The outburst of wanton violence in the United States has moved well past mere vengeance or shock over the vicious killing of a black man by a brutal, also stupid, thug wearing the uniform of a policeman in a large midwestern city.
It has let off emotions that go deep into American and world history and also right up to the present in another crisis that’s not going away any time soon.
That’s the coronavirus that’s led to the loss in the United States and elsewhere of tens of millions of jobs, of daily living wages, of the means of survival for millions who ultimately will be joining the world’s impoverished, poverty-stricken, hungry and homeless if relief doesn’t come soon.
It’s not likely that a lot of people whom we see on television smashing windows and looting stores would put their dilemma in quite those terms. No, there’s no excuse or justification for destroying valuable property, stealing costly stuff that belongs to others and ruining the lives of thousands of innocent people whose misfortune was to own shops and property where mobs were running wild.
But what did many if not most of these robbers and looters have to lose? Surely some had jobs, but most did not, or, if they worked, it was for miserable wages, for part-time shifts, gig work, for no future and no point.
For years, for all their lives, they’ve been seeing Beautiful People on screens, on lovely streets, in sleek vehicles, through wide windows in stores overflowing with luxuries and in fine restaurants, places where they’d be lucky to be sweeping the floors or washing dishes, saying, “Thank you sir/ma’am” if a nice tip is dropped their way, getting paid minimum wage and told to get lost if the boss decides he can do without them.
More than all that, while they’re lucky to get enough to feed themselves and a few kids, others, the majority of their fellow citizens are making out like bandits.

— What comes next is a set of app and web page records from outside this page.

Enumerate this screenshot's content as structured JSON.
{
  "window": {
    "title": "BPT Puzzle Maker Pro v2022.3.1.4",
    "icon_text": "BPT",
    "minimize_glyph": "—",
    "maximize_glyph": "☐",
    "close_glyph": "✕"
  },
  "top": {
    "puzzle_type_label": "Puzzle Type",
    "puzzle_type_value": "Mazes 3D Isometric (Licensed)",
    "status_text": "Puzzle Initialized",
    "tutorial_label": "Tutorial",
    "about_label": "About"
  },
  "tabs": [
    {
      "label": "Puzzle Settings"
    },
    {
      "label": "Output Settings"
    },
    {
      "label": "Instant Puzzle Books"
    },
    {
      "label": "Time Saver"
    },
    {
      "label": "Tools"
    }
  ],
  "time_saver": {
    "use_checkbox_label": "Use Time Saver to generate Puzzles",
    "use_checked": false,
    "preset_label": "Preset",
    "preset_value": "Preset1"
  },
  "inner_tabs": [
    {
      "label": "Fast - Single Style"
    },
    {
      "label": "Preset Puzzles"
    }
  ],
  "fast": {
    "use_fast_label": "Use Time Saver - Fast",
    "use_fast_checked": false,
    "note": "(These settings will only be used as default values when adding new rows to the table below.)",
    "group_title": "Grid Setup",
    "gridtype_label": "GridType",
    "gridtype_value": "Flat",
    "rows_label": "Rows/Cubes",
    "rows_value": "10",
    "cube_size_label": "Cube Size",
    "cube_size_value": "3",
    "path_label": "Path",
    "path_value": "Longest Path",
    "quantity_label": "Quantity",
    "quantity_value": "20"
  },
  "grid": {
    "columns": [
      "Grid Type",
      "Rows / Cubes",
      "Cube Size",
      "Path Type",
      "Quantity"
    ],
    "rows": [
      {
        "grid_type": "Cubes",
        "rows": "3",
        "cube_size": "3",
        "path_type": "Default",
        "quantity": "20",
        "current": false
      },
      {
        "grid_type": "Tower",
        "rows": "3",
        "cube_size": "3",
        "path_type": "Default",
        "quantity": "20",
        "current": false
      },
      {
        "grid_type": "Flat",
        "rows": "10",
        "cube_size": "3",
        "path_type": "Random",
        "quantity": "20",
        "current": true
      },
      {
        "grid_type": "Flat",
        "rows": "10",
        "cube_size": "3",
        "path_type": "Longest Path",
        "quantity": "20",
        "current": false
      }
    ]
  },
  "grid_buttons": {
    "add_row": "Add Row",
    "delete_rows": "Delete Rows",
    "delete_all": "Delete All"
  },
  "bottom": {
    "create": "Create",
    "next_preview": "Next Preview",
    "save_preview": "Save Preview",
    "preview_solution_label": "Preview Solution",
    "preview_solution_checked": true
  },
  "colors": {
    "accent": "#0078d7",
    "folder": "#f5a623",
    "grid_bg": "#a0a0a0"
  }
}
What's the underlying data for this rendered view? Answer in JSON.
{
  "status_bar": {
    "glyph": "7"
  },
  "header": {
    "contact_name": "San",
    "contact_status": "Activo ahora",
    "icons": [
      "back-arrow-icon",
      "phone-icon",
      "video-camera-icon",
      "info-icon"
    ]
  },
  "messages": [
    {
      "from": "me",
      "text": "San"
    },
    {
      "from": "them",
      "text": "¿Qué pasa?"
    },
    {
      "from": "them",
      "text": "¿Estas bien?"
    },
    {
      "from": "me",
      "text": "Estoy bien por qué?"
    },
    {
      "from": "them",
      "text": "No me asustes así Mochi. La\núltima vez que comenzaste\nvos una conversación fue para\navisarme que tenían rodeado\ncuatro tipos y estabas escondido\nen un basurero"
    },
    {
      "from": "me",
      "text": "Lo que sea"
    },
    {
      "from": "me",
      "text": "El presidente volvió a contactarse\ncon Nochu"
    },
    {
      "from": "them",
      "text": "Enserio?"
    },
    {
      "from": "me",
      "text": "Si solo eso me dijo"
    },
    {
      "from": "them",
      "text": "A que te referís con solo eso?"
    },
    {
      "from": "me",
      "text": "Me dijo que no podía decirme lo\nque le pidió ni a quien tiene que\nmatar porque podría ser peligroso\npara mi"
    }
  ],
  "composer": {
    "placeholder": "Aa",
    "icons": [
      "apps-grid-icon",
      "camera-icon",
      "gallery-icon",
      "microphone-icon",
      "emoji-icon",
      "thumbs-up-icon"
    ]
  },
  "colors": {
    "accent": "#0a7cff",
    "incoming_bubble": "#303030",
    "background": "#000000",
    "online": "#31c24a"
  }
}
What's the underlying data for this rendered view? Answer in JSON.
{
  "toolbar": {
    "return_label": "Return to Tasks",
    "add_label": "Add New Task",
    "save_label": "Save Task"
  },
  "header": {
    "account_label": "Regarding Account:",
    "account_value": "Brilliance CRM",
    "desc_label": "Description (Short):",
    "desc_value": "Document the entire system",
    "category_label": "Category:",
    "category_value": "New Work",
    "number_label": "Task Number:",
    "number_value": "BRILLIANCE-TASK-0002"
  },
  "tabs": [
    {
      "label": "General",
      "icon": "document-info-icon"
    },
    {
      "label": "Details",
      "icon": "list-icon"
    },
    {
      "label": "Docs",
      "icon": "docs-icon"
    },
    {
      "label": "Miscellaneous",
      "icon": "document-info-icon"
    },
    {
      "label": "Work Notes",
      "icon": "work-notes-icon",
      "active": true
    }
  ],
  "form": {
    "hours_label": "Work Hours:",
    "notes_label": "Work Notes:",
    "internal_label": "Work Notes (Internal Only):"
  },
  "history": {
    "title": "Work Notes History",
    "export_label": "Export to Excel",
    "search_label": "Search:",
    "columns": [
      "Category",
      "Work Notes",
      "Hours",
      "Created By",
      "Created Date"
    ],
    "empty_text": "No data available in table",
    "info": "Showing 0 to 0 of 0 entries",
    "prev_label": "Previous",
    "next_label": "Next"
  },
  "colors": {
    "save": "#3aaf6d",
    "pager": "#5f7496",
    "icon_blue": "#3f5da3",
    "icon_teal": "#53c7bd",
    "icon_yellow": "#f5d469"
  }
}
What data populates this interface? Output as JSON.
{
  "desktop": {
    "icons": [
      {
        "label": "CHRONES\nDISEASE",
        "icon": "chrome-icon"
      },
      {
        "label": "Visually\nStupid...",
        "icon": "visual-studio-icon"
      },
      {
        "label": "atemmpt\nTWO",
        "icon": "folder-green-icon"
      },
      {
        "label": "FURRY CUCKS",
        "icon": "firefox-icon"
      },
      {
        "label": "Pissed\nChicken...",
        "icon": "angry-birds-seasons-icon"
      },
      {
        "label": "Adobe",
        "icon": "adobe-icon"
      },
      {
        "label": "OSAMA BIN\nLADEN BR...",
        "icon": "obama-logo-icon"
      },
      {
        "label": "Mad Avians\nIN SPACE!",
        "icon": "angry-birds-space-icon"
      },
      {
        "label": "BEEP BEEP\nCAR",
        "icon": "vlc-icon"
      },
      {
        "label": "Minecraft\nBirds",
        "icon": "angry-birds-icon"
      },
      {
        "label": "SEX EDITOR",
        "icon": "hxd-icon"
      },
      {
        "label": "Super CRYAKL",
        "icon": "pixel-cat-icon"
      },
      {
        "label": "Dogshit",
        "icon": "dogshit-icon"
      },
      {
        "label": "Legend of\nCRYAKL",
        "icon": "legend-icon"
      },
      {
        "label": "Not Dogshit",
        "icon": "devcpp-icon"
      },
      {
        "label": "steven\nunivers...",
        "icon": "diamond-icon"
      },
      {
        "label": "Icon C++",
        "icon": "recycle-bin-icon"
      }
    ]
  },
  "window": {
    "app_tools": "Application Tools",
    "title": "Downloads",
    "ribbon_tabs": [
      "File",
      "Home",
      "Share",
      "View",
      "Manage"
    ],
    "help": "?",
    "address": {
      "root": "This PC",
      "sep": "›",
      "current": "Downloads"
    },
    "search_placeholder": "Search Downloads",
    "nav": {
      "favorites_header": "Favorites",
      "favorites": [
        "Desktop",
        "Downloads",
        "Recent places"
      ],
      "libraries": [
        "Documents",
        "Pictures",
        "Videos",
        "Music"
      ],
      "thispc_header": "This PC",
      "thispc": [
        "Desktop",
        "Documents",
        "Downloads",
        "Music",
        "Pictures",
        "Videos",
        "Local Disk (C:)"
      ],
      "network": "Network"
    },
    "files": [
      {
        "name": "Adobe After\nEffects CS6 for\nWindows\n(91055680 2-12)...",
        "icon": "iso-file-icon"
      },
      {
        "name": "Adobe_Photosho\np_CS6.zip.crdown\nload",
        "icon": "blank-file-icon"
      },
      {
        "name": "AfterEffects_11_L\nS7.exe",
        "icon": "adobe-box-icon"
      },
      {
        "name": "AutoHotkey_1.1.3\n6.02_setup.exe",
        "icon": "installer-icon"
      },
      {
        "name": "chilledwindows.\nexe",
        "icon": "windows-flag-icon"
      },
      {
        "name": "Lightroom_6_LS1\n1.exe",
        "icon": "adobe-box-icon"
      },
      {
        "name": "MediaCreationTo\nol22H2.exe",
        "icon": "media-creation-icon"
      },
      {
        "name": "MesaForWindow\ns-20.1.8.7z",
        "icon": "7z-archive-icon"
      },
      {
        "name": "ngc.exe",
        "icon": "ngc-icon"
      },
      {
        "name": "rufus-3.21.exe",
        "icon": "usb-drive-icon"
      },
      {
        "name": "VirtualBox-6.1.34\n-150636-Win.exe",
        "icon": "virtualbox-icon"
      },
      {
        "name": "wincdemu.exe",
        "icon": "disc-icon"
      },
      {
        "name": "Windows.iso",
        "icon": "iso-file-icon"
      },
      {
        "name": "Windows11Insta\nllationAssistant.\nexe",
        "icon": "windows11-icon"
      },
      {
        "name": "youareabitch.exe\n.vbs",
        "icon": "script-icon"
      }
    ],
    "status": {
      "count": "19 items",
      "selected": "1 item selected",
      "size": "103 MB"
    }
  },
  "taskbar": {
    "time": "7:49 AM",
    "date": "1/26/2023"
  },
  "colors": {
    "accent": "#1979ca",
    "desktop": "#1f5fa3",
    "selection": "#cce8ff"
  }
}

Forget about the top 1 percent or 3 percent. We know they’re doing great on a stock market only slightly rocked by the coronavirus and now the protests. Right down through the upper and middle classes, most Americans are doing pretty well.
That leaves millions who aren’t sharing the wealth, aren’t joining the party, aren’t feasting on the fun.
Men get killed every day, in every city, making a few headlines, often not good enough for the front pages of even the local papers, but the killing of a defenseless black man by a cop in the name of law and order was more than another death in the neighborhood.
It was a spark that triggered the deepest emotions, salt in long-festering wounds, the final indignity that touched off the deepest sense of rage, of hatred for the masses of those above them who may not all be that wealthy but who live in relative comfort, secure from hunger, able to pay the rent or mortgage and own a car or two.
It would actually be skewing the picture to say that this resentment, now boiling over, is a racial thing. Sure, resentment among blacks goes back to an era that formally ended with the abolition of slavery in the Civil War but endures in the form of discrimination, violence and suffering to this day.
Blacks, and in recent decades Latinos and Hispanics, share common cause, but so do millions of others, poor whites who deeply resent blacks and Latinos as competitors for crumbs off the table of the rich. They too are victims of social and economic prejudice and repression.
Koreans have their own keen sense of discrimination for reasons of social class and educational background, income distribution and regional origins, among others. A miracle of Korean history since the bloody Gwangju revolt of 40 years ago is that it has been mostly non-violent.
Hundreds of thousands have taken to the streets since the 1987 democracy movement, most recently in the Candlelight revolution of 2016 that pitched out the conservative president, but these outpourings have been relatively peaceful.
The American revolution may be broader, more diffused geographically, ethnically and in other ways quite different from the Korean experience and that in other countries. American-style democracy, however, has been an exemplar for democratic movements around the world.
In the next few months, in a presidential campaign like none other, in a pandemic of the coronavirus, protest and violence, U.S.-style democracy faces its severest trial since the Civil War.
The world is waiting to see if democracy passes the test.